Mute and headless swans

The beach is empty.  Empty of humans, that is.

Shorebirds dart about on toothpick legs

while herring, black-backed and other gulls swoop overhead.Young gull on the prowl

As we walk, I scan the ocean for wildlife.  I always look for seals – or floating bowling balls, which is what seal heads resemble when they peek out of the water.  I used to see seals in Casco Bay when I lived in Portland, Maine and in the waters of Long Nook Beach on Cape Cod.  But in decades of walks on Flying Point Beach, I have never spotted a seal, although I know they are out there.

Three gorgeous, punky-crested red-breasted mergansers swim by.

Through binoculars, these boys are beautiful.

Further down the beach, I spy an unusual lump.

Beach lump: what is it?

We walk lumpward, until the lump reveals itself to be … a seal pup.

Is it all right?

It is a few feet long, and remarkably fat.

I  scan the water in hopes of seeing a mother seal bobbing just offshore. Nothing. Has the little guy been abandoned? Is it injured or ill?  Not wanting to frighten the seal, I keep my distance, and examine the pup through binoculars.  The little seal seems to sleep.

Resting

Then it perks up and looks around.

'sup?

It rolls over onto its back and wriggles around, as if to scratch an itch.

Sometimes it gazes right at Esau and me.Oh. Hello.

It rubs its nose with a flipper and sometimes seems to be playing peek-a-boo, covering its face with a flipper. I worry about its flippers.  Are they moving properly? I can’t tell.

I use my cell phone to call a rescue hotline for marine mammals. The hotline turns out to be operated by the Riverhead Foundation for Marine Mammals. A woman from the answering service tells me that several people have already called to report the Flying Point seal pup. I ask when a biologist will arrive to assess its health. She has no idea."But it may be injured or abandoned," I say. "Surely someone will come soon." The woman explains that the foundation handles all of Long Island from Queens to Montauk. With only one van. The van has gone to Coney Island to check out a seal, and has several other stops to make.

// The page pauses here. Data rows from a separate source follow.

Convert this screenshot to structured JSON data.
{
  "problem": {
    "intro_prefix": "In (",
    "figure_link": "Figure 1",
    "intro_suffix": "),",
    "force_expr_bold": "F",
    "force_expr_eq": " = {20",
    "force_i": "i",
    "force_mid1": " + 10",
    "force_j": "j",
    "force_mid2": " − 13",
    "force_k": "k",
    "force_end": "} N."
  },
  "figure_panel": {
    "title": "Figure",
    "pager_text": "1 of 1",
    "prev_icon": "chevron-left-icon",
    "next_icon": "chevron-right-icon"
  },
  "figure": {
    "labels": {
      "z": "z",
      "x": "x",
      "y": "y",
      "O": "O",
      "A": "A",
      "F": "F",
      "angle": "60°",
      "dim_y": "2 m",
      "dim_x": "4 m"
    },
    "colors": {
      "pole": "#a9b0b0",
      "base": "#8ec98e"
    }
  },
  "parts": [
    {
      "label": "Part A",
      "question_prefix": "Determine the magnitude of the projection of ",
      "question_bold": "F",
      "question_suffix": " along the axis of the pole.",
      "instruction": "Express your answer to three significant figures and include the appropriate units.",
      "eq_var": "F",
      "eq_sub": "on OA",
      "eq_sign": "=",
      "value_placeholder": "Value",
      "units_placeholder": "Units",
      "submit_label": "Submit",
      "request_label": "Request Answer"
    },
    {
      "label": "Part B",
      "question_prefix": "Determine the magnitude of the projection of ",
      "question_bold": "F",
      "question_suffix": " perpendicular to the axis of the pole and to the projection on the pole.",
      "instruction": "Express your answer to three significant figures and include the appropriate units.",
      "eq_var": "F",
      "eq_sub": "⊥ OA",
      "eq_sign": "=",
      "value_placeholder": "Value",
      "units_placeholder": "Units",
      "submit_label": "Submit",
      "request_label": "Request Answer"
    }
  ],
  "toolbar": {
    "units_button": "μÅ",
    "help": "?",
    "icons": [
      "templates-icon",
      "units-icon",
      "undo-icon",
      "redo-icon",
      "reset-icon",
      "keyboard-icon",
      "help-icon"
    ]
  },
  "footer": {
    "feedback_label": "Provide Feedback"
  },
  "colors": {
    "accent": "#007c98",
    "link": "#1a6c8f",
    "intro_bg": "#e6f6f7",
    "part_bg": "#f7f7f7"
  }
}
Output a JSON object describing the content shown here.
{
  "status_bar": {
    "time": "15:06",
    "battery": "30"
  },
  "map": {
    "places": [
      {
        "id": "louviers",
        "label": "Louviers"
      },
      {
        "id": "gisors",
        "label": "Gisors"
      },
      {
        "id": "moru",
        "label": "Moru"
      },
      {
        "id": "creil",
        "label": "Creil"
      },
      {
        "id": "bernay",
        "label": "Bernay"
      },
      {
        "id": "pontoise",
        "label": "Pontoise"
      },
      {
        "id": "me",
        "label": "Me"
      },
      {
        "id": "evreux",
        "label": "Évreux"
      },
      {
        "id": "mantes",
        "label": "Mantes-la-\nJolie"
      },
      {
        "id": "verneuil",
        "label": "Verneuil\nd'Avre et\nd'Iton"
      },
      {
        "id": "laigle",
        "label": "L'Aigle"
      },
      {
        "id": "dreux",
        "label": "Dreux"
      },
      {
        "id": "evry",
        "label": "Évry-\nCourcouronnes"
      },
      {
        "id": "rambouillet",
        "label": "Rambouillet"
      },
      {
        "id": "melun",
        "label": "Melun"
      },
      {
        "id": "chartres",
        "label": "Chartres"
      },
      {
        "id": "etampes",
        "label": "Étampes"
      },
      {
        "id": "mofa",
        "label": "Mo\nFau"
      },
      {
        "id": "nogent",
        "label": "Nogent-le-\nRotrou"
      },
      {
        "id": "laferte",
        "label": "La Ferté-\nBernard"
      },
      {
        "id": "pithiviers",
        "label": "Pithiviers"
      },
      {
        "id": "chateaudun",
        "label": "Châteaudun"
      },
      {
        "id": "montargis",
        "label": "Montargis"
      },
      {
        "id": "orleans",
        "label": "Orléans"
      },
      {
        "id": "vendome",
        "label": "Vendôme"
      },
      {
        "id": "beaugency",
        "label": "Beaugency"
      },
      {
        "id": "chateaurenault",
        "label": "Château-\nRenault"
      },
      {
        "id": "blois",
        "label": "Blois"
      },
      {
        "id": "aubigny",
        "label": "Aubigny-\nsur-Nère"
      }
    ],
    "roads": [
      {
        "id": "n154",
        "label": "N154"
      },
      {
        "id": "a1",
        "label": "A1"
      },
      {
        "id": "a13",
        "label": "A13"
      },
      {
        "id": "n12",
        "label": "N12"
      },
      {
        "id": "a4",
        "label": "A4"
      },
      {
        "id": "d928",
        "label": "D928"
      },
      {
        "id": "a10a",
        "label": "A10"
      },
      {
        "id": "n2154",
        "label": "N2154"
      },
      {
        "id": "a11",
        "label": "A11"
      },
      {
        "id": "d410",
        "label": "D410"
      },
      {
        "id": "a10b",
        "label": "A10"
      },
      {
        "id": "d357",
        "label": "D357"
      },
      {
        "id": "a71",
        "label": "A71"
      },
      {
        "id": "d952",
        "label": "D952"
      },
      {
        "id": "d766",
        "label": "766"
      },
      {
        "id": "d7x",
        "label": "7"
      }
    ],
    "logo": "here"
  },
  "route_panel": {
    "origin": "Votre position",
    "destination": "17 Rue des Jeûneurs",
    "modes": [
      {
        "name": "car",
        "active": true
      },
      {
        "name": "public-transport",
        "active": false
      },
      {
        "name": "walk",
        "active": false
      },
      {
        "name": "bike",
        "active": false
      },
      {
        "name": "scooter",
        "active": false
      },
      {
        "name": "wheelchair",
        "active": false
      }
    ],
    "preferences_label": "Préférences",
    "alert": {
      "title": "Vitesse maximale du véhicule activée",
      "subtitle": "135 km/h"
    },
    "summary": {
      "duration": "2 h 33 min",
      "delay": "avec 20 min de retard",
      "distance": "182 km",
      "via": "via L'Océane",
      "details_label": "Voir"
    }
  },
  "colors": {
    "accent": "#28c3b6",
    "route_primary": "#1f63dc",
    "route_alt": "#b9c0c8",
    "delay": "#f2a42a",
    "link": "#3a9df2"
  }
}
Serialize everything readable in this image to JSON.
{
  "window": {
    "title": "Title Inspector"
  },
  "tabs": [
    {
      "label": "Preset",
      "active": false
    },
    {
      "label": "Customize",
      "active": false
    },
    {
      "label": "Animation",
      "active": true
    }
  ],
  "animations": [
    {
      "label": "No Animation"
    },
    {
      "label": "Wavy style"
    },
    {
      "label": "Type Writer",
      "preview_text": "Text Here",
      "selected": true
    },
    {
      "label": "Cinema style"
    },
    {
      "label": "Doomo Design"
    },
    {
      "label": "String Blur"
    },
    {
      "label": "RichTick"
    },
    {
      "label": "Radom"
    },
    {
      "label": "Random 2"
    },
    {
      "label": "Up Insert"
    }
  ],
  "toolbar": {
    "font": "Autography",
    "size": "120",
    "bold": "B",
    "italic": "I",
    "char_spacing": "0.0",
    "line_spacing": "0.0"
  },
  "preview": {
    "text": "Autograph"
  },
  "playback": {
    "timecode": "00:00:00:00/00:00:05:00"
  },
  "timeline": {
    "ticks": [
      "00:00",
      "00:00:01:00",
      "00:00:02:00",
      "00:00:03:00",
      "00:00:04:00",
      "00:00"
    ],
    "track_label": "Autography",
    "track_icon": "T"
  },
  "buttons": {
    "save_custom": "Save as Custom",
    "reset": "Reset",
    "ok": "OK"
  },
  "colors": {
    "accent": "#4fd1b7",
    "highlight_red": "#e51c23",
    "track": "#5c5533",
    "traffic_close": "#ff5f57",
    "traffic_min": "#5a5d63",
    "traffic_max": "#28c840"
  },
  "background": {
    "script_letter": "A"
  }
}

There's no telling when or if anyone will come to Watermill.I call the Southampton police station to see if they can help. The policeman says that no one there has the training to evaluate a seal (fair enough), and the hotline is the best resource.So I wait and watch, accompanied by my patient dog. I wonder at the strange tug of kinship with a fellow creature, alone and possibly in distress. I don't know how to interpret the movements of the seal. What is it saying when it gazes at us or when it covers its eyes with a flipper, the way my old dog Lucy used to do with her paw?The sun goes down, and my fingers freeze. A friend brings gloves to the beach, then stays to wonder at the little lump, apparently alone in an expanse of sea, sand and sky. No one comes.After a while, we walk away.

In the morning, I return to find … nothing. The seal is gone, and the ocean has claimed the spot where the little animal rested.

Click here for a follow-up on the seals of NYC and Long Island, and click here to read about the seal-people known as silkies .


Follow

Get every new post delivered to your Inbox.

Join 1,243 other followers

%d bloggers like this: